Studying Young Mothers Use of Opioids Following Childbirth in 200 Words

Philadelphia, like many communities nationwide, has been deeply impacted by the country’s opioid epidemic. From what we now know, the roots of this crisis, in part, stem from increased prescribing of opioids to patients with acute or painful injuries. One medical event that we tend to overlook in conversations about opioid prescribing is childbirth. Early evidence suggests that as many as 90 percent of women who have C-sections and 12 percent of women who deliver vaginally receive an opioid prescription. This exposure to opioids places them at risk for transitioning to inappropriate use of opioids following the birth of their child, particularly for populations at higher risk of substance use disorders. However, we don’t yet know the reality of the impact of postpartum exposure to opioids and later misuse of these drugs.

I’m particularly interested in understanding this as it relates to young, low-income mothers, who may be vulnerable to substance use disorders due to past involvement with the child welfare system or other experiences of trauma. Thanks to a pilot project award from University of Pennsylvania’s Leonard Davis Institute, my team will be taking this year to investigate how many young women receive opioids after childbirth, how many subsequently start inappropriately using opioids and what risk factors—particularly risk factors that may be related to trauma exposure—contribute to this behavior. I invite you to stay tuned as we unpack this critical issue for Philadelphia’s low-income, young mothers.

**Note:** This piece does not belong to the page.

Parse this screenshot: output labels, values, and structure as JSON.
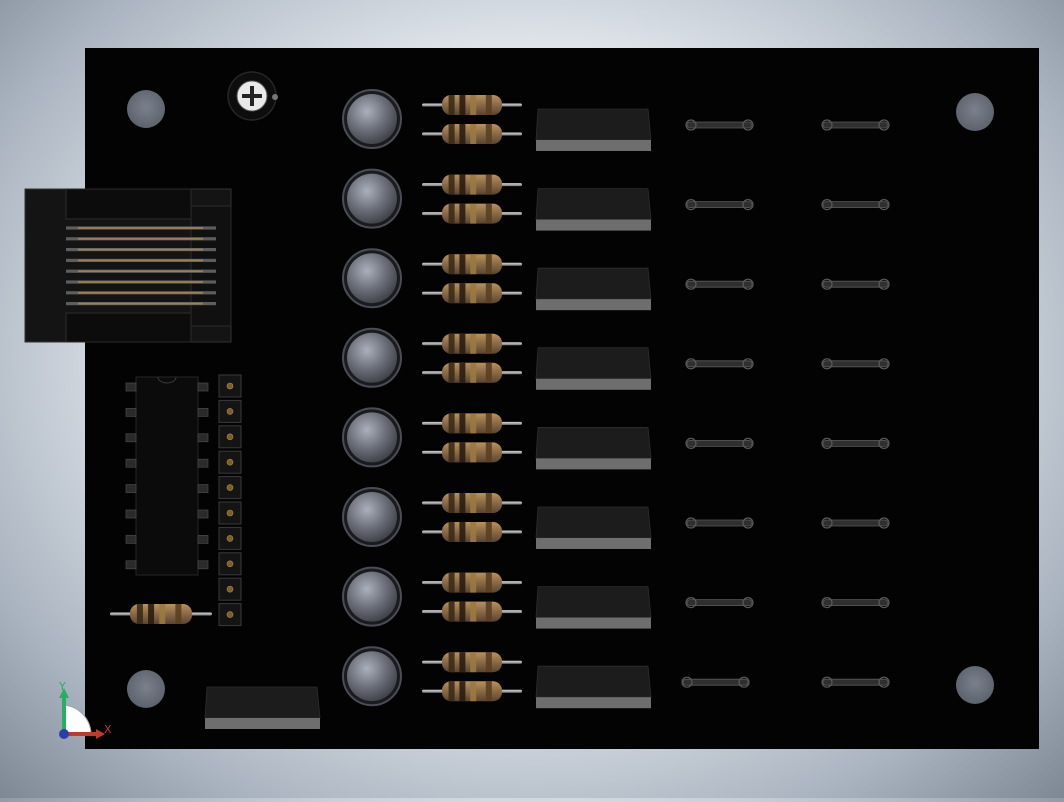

This post is part of our “____ in 200 Words” series. In this series, we tackle issues related to children’s health policy and explain and connect you to resources to help understand them further, all in 200 words. If you have any suggestions for a topic in this series, please send a note to PolicyLab’s Strategy & Communications Manager Lauren Walens.